I'll never forget thinking about how insanely difficult it must have been for him even to approach the burning in that man's soul.  It was impossible for me not to see and hear how radically different what the campus pastor must have said to that man was to what I had said, far too often, on the other end of a phone line.  I couldn't imagine doing that.  In a way, I needed to learn what I couldn't imagine.

I've told that story before. What happened to the business man isn't pretty.  In the sad and pitiful journey of his life, we didn't help.  Lord knows, we didn't help.

But what prompts me to tell the story this morning is my recognition of grace in the caring faith of that campus pastor, a man I honestly thought, back then, to be hamstrung by small-town self-righteousness, the very symbol of pietism gone to seed. He and the college he served were worried about beards, for heaven sake, what they might look like to the locals paying the bills. He and the college he served would toss kids from dinner lines for wearing jeans and not the obviously more Christian khakis. He and the college he served were fiddling some two-bit hymn while cities and college campuses across the country were aflame.  

That night, however, the enormity of what we'd done put us on our knees; he must have recognized that because he handled our confession as if it were as heartfelt as it was. 

Something in me changed when I imagined those two conversations--mine and his.  The difference--the eternal difference.

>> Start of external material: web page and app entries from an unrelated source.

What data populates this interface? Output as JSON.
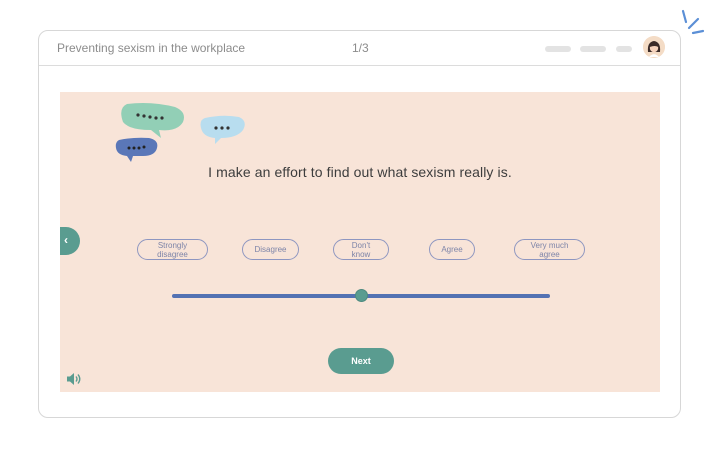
{
  "header": {
    "course_title": "Preventing sexism in the workplace",
    "page_counter": "1/3"
  },
  "question": {
    "statement": "I make an effort to find out what sexism really is."
  },
  "scale": {
    "options": [
      {
        "line1": "Strongly",
        "line2": "disagree"
      },
      {
        "line1": "Disagree",
        "line2": ""
      },
      {
        "line1": "Don't",
        "line2": "know"
      },
      {
        "line1": "Agree",
        "line2": ""
      },
      {
        "line1": "Very much",
        "line2": "agree"
      }
    ],
    "slider_value": 0.5
  },
  "buttons": {
    "next_label": "Next"
  },
  "icons": {
    "back": "chevron-left-icon",
    "sound": "speaker-icon",
    "avatar": "user-avatar",
    "decoration": "speech-bubbles-icon"
  },
  "colors": {
    "accent": "#5a9c90",
    "slider_track": "#5472b3",
    "stage_background": "#f8e4d8",
    "option_border": "#8e96c0"
  }
}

Two years later, he married my wife and me--he was her childhood pastor.  Six years later, ironically, we became colleagues at the college whose ethos I so despised when I'd left it behind.  A dozen years later, he became the second President of that college.  Two decades later, when he retired, he and his wife and I worked out together in the weight room of the college gym in the early morning hours of the day, three times a week, bouts of laughter amid bouts of thoughtful conversation.

What began in a late-night impromptu visit to the campus pastor's office ended in profound respect, in deep friendship, and abiding love.  

Last week, John B. Hulst died. Sincere, trusting, moderate, judicious, he led by example, by precept, by principle, because he was, first of all, a deeply principled man.  He was--and he'd deny it vigorously--the Calvinist version of a saint.  Honestly.

There are a ton of stories I could tell, but none of them is quite as memorable to me than the one I've tried to tell here, the one in which Dr. John Hulst showed me clearly what it meant to be a man of grace.

This morning, I'm more than thankful for his blessed place in my life.

1 comment:

Anonymous said...

And we are also thankful that many Navajo Native Americans were finally freed from total childhood slavery by a federal court order about ten years after Lincoln was assinated. They still reside on the Alamo Reservation in central New Mexico far from Din'e Land.